• Data records:

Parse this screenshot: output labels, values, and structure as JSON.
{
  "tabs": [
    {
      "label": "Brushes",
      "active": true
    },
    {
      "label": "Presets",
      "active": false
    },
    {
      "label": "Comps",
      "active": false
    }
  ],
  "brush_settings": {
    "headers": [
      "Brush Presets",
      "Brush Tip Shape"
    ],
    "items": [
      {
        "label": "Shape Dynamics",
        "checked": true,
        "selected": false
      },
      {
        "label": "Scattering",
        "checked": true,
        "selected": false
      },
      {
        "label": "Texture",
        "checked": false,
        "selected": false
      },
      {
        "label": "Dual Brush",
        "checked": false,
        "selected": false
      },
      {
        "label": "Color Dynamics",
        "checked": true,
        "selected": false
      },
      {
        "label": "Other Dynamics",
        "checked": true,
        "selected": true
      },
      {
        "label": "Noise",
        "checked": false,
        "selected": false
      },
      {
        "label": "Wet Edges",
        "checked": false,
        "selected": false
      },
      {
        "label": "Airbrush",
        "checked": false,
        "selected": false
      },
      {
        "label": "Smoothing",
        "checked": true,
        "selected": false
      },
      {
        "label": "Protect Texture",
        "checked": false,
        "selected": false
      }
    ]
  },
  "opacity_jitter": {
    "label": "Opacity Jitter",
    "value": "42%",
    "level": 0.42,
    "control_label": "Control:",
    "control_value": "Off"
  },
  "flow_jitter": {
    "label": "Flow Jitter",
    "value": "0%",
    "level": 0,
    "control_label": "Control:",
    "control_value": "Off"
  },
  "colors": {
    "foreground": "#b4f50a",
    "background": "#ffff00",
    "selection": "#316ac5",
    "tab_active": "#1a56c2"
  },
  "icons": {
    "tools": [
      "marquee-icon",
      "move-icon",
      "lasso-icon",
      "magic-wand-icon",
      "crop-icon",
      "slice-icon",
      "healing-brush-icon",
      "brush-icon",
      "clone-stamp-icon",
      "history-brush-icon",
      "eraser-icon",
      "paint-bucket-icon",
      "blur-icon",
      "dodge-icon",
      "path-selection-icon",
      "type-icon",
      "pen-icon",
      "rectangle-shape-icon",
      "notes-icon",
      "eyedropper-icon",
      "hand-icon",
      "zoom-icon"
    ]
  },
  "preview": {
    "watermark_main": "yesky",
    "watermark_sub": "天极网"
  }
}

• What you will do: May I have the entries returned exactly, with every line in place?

• Solution for this exercise:
Parse this screenshot: output labels, values, and structure as JSON.
{
  "tabs": [
    {
      "label": "Brushes",
      "active": true
    },
    {
      "label": "Presets",
      "active": false
    },
    {
      "label": "Comps",
      "active": false
    }
  ],
  "brush_settings": {
    "headers": [
      "Brush Presets",
      "Brush Tip Shape"
    ],
    "items": [
      {
        "label": "Shape Dynamics",
        "checked": true,
        "selected": false
      },
      {
        "label": "Scattering",
        "checked": true,
        "selected": false
      },
      {
        "label": "Texture",
        "checked": false,
        "selected": false
      },
      {
        "label": "Dual Brush",
        "checked": false,
        "selected": false
      },
      {
        "label": "Color Dynamics",
        "checked": true,
        "selected": false
      },
      {
        "label": "Other Dynamics",
        "checked": true,
        "selected": true
      },
      {
        "label": "Noise",
        "checked": false,
        "selected": false
      },
      {
        "label": "Wet Edges",
        "checked": false,
        "selected": false
      },
      {
        "label": "Airbrush",
        "checked": false,
        "selected": false
      },
      {
        "label": "Smoothing",
        "checked": true,
        "selected": false
      },
      {
        "label": "Protect Texture",
        "checked": false,
        "selected": false
      }
    ]
  },
  "opacity_jitter": {
    "label": "Opacity Jitter",
    "value": "42%",
    "level": 0.42,
    "control_label": "Control:",
    "control_value": "Off"
  },
  "flow_jitter": {
    "label": "Flow Jitter",
    "value": "0%",
    "level": 0,
    "control_label": "Control:",
    "control_value": "Off"
  },
  "colors": {
    "foreground": "#b4f50a",
    "background": "#ffff00",
    "selection": "#316ac5",
    "tab_active": "#1a56c2"
  },
  "icons": {
    "tools": [
      "marquee-icon",
      "move-icon",
      "lasso-icon",
      "magic-wand-icon",
      "crop-icon",
      "slice-icon",
      "healing-brush-icon",
      "brush-icon",
      "clone-stamp-icon",
      "history-brush-icon",
      "eraser-icon",
      "paint-bucket-icon",
      "blur-icon",
      "dodge-icon",
      "path-selection-icon",
      "type-icon",
      "pen-icon",
      "rectangle-shape-icon",
      "notes-icon",
      "eyedropper-icon",
      "hand-icon",
      "zoom-icon"
    ]
  },
  "preview": {
    "watermark_main": "yesky",
    "watermark_sub": "天极网"
  }
}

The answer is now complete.